It said that requirement could double with about 1000 workers required on site at the height of the new Dunedin Hospital build.
‘‘This is a first of its kind study that sought to understand the volume and value of future construction projects across Otago, the expected labour requirements and the current and estimated regional labour supply,” said MSD Regional Commissioner Jason Tibble.
The report recommends to establish and maintain a regional group focusing on construction workforce needs, building on connections made during the report to include anyone interested in the sector’s workforce and to identify projects that will help with meeting worker demands.
A new skills and jobs hub has now been established in Dunedin called Workforce Central that will focus on supporting training towards the Dunedin Hospital build as well as other projects throughout Otago.
Dunedin mayor Aaron Hawkins said it was heartening to know close to $10 billion in projects was planned for Otago over the next 15 years.
Of that, $3.3 billion was going towards Dunedin.
‘‘The impact will reach across the community, in new skills and trades for our residents, a thriving vocational training sector, steady employment and the associated economic benefits all of this will bring,’’ he said.
A workforce forecasting tool updating construction sector date every month has also been created to have a more up-to-date perspective on the industry’s job market.
Funding for the study was provided by Ministry of Business, Innovation and Employment (MBIE) through the Provincial Growth Fund.

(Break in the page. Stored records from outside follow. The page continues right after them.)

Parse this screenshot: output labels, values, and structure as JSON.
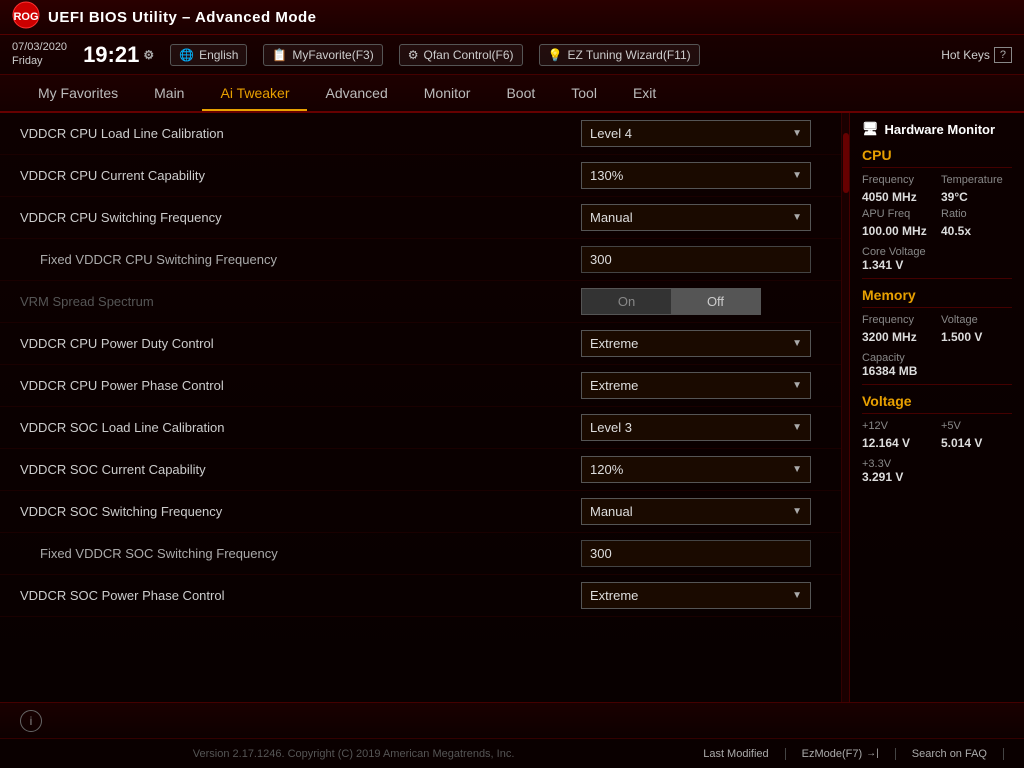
{
  "header": {
    "logo_alt": "ROG Logo",
    "title": "UEFI BIOS Utility – Advanced Mode"
  },
  "topbar": {
    "date": "07/03/2020",
    "day": "Friday",
    "time": "19:21",
    "gear_label": "⚙",
    "language_btn": "English",
    "myfavorite_btn": "MyFavorite(F3)",
    "qfan_btn": "Qfan Control(F6)",
    "eztuning_btn": "EZ Tuning Wizard(F11)",
    "hotkeys_btn": "Hot Keys",
    "help_icon": "?"
  },
  "nav": {
    "tabs": [
      {
        "label": "My Favorites",
        "active": false
      },
      {
        "label": "Main",
        "active": false
      },
      {
        "label": "Ai Tweaker",
        "active": true
      },
      {
        "label": "Advanced",
        "active": false
      },
      {
        "label": "Monitor",
        "active": false
      },
      {
        "label": "Boot",
        "active": false
      },
      {
        "label": "Tool",
        "active": false
      },
      {
        "label": "Exit",
        "active": false
      }
    ]
  },
  "settings": [
    {
      "label": "VDDCR CPU Load Line Calibration",
      "type": "dropdown",
      "value": "Level 4",
      "indented": false,
      "disabled": false
    },
    {
      "label": "VDDCR CPU Current Capability",
      "type": "dropdown",
      "value": "130%",
      "indented": false,
      "disabled": false
    },
    {
      "label": "VDDCR CPU Switching Frequency",
      "type": "dropdown",
      "value": "Manual",
      "indented": false,
      "disabled": false
    },
    {
      "label": "Fixed VDDCR CPU Switching Frequency",
      "type": "input",
      "value": "300",
      "indented": true,
      "disabled": false
    },
    {
      "label": "VRM Spread Spectrum",
      "type": "toggle",
      "value": "Off",
      "indented": false,
      "disabled": true
    },
    {
      "label": "VDDCR CPU Power Duty Control",
      "type": "dropdown",
      "value": "Extreme",
      "indented": false,
      "disabled": false
    },
    {
      "label": "VDDCR CPU Power Phase Control",
      "type": "dropdown",
      "value": "Extreme",
      "indented": false,
      "disabled": false
    },
    {
      "label": "VDDCR SOC Load Line Calibration",
      "type": "dropdown",
      "value": "Level 3",
      "indented": false,
      "disabled": false
    },
    {
      "label": "VDDCR SOC Current Capability",
      "type": "dropdown",
      "value": "120%",
      "indented": false,
      "disabled": false
    },
    {
      "label": "VDDCR SOC Switching Frequency",
      "type": "dropdown",
      "value": "Manual",
      "indented": false,
      "disabled": false
    },
    {
      "label": "Fixed VDDCR SOC Switching Frequency",
      "type": "input",
      "value": "300",
      "indented": true,
      "disabled": false
    },
    {
      "label": "VDDCR SOC Power Phase Control",
      "type": "dropdown",
      "value": "Extreme",
      "indented": false,
      "disabled": false
    }
  ],
  "hw_monitor": {
    "title": "Hardware Monitor",
    "sections": {
      "cpu": {
        "title": "CPU",
        "frequency_label": "Frequency",
        "frequency_value": "4050 MHz",
        "temperature_label": "Temperature",
        "temperature_value": "39°C",
        "apu_freq_label": "APU Freq",
        "apu_freq_value": "100.00 MHz",
        "ratio_label": "Ratio",
        "ratio_value": "40.5x",
        "core_voltage_label": "Core Voltage",
        "core_voltage_value": "1.341 V"
      },
      "memory": {
        "title": "Memory",
        "frequency_label": "Frequency",
        "frequency_value": "3200 MHz",
        "voltage_label": "Voltage",
        "voltage_value": "1.500 V",
        "capacity_label": "Capacity",
        "capacity_value": "16384 MB"
      },
      "voltage": {
        "title": "Voltage",
        "plus12v_label": "+12V",
        "plus12v_value": "12.164 V",
        "plus5v_label": "+5V",
        "plus5v_value": "5.014 V",
        "plus3v_label": "+3.3V",
        "plus3v_value": "3.291 V"
      }
    }
  },
  "footer": {
    "copyright": "Version 2.17.1246. Copyright (C) 2019 American Megatrends, Inc.",
    "last_modified": "Last Modified",
    "ez_mode": "EzMode(F7)",
    "search_faq": "Search on FAQ"
  }
}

The authors of the study said anyone interested in working in the construction industry should contact MSD, which can support people into apprenticeships and other training programmes.